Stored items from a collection
___

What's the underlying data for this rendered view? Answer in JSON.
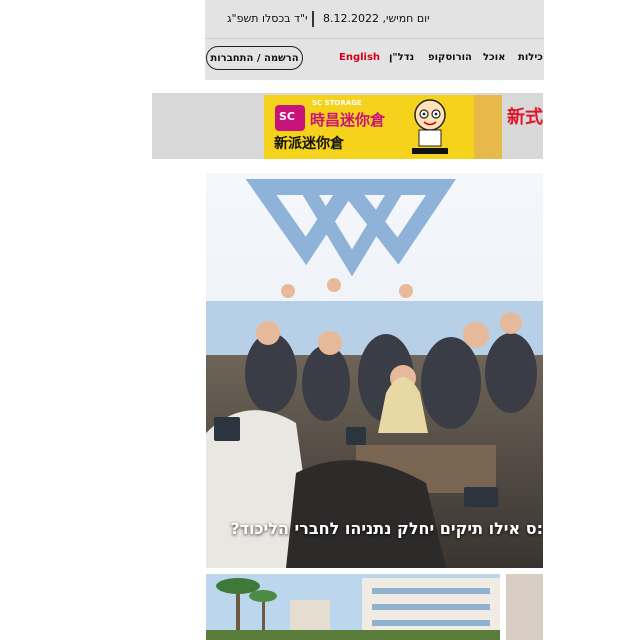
{
  "header": {
    "hebrew_date": "י\"ד בכסלו תשפ\"ג",
    "gregorian_date": "יום חמישי, 8.12.2022",
    "signup_label": "הרשמה / התחברות",
    "nav": {
      "english": "English",
      "real_estate": "נדל\"ן",
      "horoscope": "הורוסקופ",
      "food": "אוכל",
      "news": "כילות"
    },
    "background_color": "#e3e3e3",
    "english_color": "#d0021b"
  },
  "ad": {
    "brand_en": "SC STORAGE",
    "brand_zh": "時昌迷你倉",
    "slogan": "新派迷你倉",
    "new_label": "新式",
    "logo_letters": "SC",
    "accent_color": "#f5d21b",
    "brand_color": "#c8147a"
  },
  "hero": {
    "headline": ":ס אילו תיקים יחלק נתניהו לחברי הליכוד?"
  },
  "icons": {
    "mascot": "cartoon-mascot-icon",
    "flag_star": "star-of-david-icon"
  }
}
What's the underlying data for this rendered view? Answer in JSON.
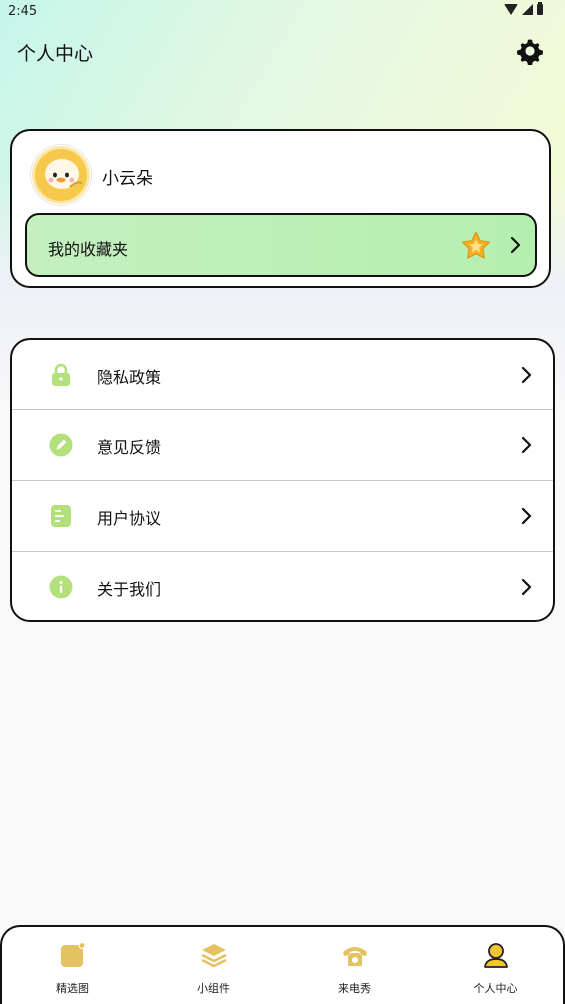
{
  "status_bar": {
    "time": "2:45",
    "icons": [
      "wifi-icon",
      "signal-icon",
      "battery-icon"
    ]
  },
  "header": {
    "title": "个人中心",
    "settings_icon": "gear-icon"
  },
  "profile": {
    "username": "小云朵",
    "avatar_icon": "duck-avatar",
    "favorites": {
      "label": "我的收藏夹",
      "icon": "star-icon"
    }
  },
  "menu": {
    "items": [
      {
        "label": "隐私政策",
        "icon": "lock-icon"
      },
      {
        "label": "意见反馈",
        "icon": "pencil-icon"
      },
      {
        "label": "用户协议",
        "icon": "document-icon"
      },
      {
        "label": "关于我们",
        "icon": "info-icon"
      }
    ]
  },
  "bottom_nav": {
    "items": [
      {
        "label": "精选图",
        "icon": "image-icon",
        "active": false
      },
      {
        "label": "小组件",
        "icon": "layers-icon",
        "active": false
      },
      {
        "label": "来电秀",
        "icon": "phone-icon",
        "active": false
      },
      {
        "label": "个人中心",
        "icon": "user-icon",
        "active": true
      }
    ]
  },
  "colors": {
    "accent_green": "#b4efaf",
    "icon_green": "#b3e07a",
    "nav_icon": "#e4c262",
    "nav_active": "#f1c62f",
    "star": "#f4b32b"
  }
}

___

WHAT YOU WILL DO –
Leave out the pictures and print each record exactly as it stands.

RESPONSE AREA –
What's the underlying data for this rendered view? Answer in JSON.
{
  "header": {
    "hebrew_date": "י\"ד בכסלו תשפ\"ג",
    "gregorian_date": "יום חמישי, 8.12.2022",
    "signup_label": "הרשמה / התחברות",
    "nav": {
      "english": "English",
      "real_estate": "נדל\"ן",
      "horoscope": "הורוסקופ",
      "food": "אוכל",
      "news": "כילות"
    },
    "background_color": "#e3e3e3",
    "english_color": "#d0021b"
  },
  "ad": {
    "brand_en": "SC STORAGE",
    "brand_zh": "時昌迷你倉",
    "slogan": "新派迷你倉",
    "new_label": "新式",
    "logo_letters": "SC",
    "accent_color": "#f5d21b",
    "brand_color": "#c8147a"
  },
  "hero": {
    "headline": ":ס אילו תיקים יחלק נתניהו לחברי הליכוד?"
  },
  "icons": {
    "mascot": "cartoon-mascot-icon",
    "flag_star": "star-of-david-icon"
  }
}
What's the underlying data for this rendered view? Answer in JSON.
{
  "status_bar": {
    "time": "2:45",
    "icons": [
      "wifi-icon",
      "signal-icon",
      "battery-icon"
    ]
  },
  "header": {
    "title": "个人中心",
    "settings_icon": "gear-icon"
  },
  "profile": {
    "username": "小云朵",
    "avatar_icon": "duck-avatar",
    "favorites": {
      "label": "我的收藏夹",
      "icon": "star-icon"
    }
  },
  "menu": {
    "items": [
      {
        "label": "隐私政策",
        "icon": "lock-icon"
      },
      {
        "label": "意见反馈",
        "icon": "pencil-icon"
      },
      {
        "label": "用户协议",
        "icon": "document-icon"
      },
      {
        "label": "关于我们",
        "icon": "info-icon"
      }
    ]
  },
  "bottom_nav": {
    "items": [
      {
        "label": "精选图",
        "icon": "image-icon",
        "active": false
      },
      {
        "label": "小组件",
        "icon": "layers-icon",
        "active": false
      },
      {
        "label": "来电秀",
        "icon": "phone-icon",
        "active": false
      },
      {
        "label": "个人中心",
        "icon": "user-icon",
        "active": true
      }
    ]
  },
  "colors": {
    "accent_green": "#b4efaf",
    "icon_green": "#b3e07a",
    "nav_icon": "#e4c262",
    "nav_active": "#f1c62f",
    "star": "#f4b32b"
  }
}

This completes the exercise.